As election day nears, it's not surprising that people's thoughts -- and their blog posts and comments on mailing lists -- turn to politics. The question is what's appropriate for discussion, and where?
Joe Brockmeier reports on the intersection of commercial interests and communities, and offers information and advice about bridging the gap between companies and communities.
Asus and Intel are asking users to tell them what they'd want as a "perfect PC" with the promise "you dream it, Asus builds it." It's just crazy enough to work.
Fellow ZDNet blogger Dana Blankenhorn asks the question, "Are vendors vital to open source?" No, not at all.
According to some pundits, Google has replaced Microsoft as the leading "evil" empire. As long as Google is top dog in the search market, there's little they can do to avoid the sour grapes from competitors, but with a little effort they could satisfy some of their critics and improve their services at the same time.
I hope Ron Miller's latest post on Daniweb doesn't go to Steve Jobs' head. According to Miller, Apple knows best, and we ought to just accept that.
The ruckus over the EA launch of Spore, specifically its wildly unpopular Digital Restriction Management (DRM) scheme, seems to have gotten the message across to everyone -- except EA's management. Case in point, CEO John Riccitiello says it was a "vocal minority" that didn't like the DRM.
Open source and business do mix. In fact, according to Matthew Aslett at the 451 Group, you can mix open source into more than 80 combinations of development model, licensing model, and revenue schemes.
Another high-profile departure from Sun, this time MySQL's David Axmark is taking wing -- citing a dislike for working in a large organization:I have thought about my role at Sun and decided that I am better off in smaller organisations. I HATE all the rules that I need to follow, and I also HATE breaking them.
What's the difference between a paid contributor to a FOSS project and a volunteer contributor? According to a paper by Evangelia Berdou, quite a bit.

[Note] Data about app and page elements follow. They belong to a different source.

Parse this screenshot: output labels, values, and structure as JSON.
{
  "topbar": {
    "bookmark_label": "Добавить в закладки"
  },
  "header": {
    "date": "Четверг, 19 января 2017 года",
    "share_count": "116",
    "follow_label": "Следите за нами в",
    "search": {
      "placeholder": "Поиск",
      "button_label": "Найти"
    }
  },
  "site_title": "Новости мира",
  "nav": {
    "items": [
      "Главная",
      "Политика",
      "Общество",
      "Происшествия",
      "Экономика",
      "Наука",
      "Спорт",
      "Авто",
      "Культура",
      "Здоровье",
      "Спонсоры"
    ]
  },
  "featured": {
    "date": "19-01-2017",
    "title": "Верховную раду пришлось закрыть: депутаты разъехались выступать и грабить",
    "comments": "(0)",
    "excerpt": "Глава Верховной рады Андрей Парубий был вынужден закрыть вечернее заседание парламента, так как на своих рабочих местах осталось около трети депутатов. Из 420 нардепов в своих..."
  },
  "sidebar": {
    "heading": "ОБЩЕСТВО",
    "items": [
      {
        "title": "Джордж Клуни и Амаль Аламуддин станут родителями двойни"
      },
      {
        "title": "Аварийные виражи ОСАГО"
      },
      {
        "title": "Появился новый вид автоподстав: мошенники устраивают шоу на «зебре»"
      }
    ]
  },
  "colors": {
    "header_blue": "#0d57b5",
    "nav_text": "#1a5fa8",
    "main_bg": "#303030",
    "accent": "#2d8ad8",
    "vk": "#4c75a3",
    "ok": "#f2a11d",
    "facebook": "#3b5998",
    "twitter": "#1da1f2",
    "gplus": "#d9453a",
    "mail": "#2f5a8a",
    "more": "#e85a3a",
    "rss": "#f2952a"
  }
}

Apple's iPhone is beating the Amazon Kindle at its own game -- what a shame. It doesn't have to be that way, though.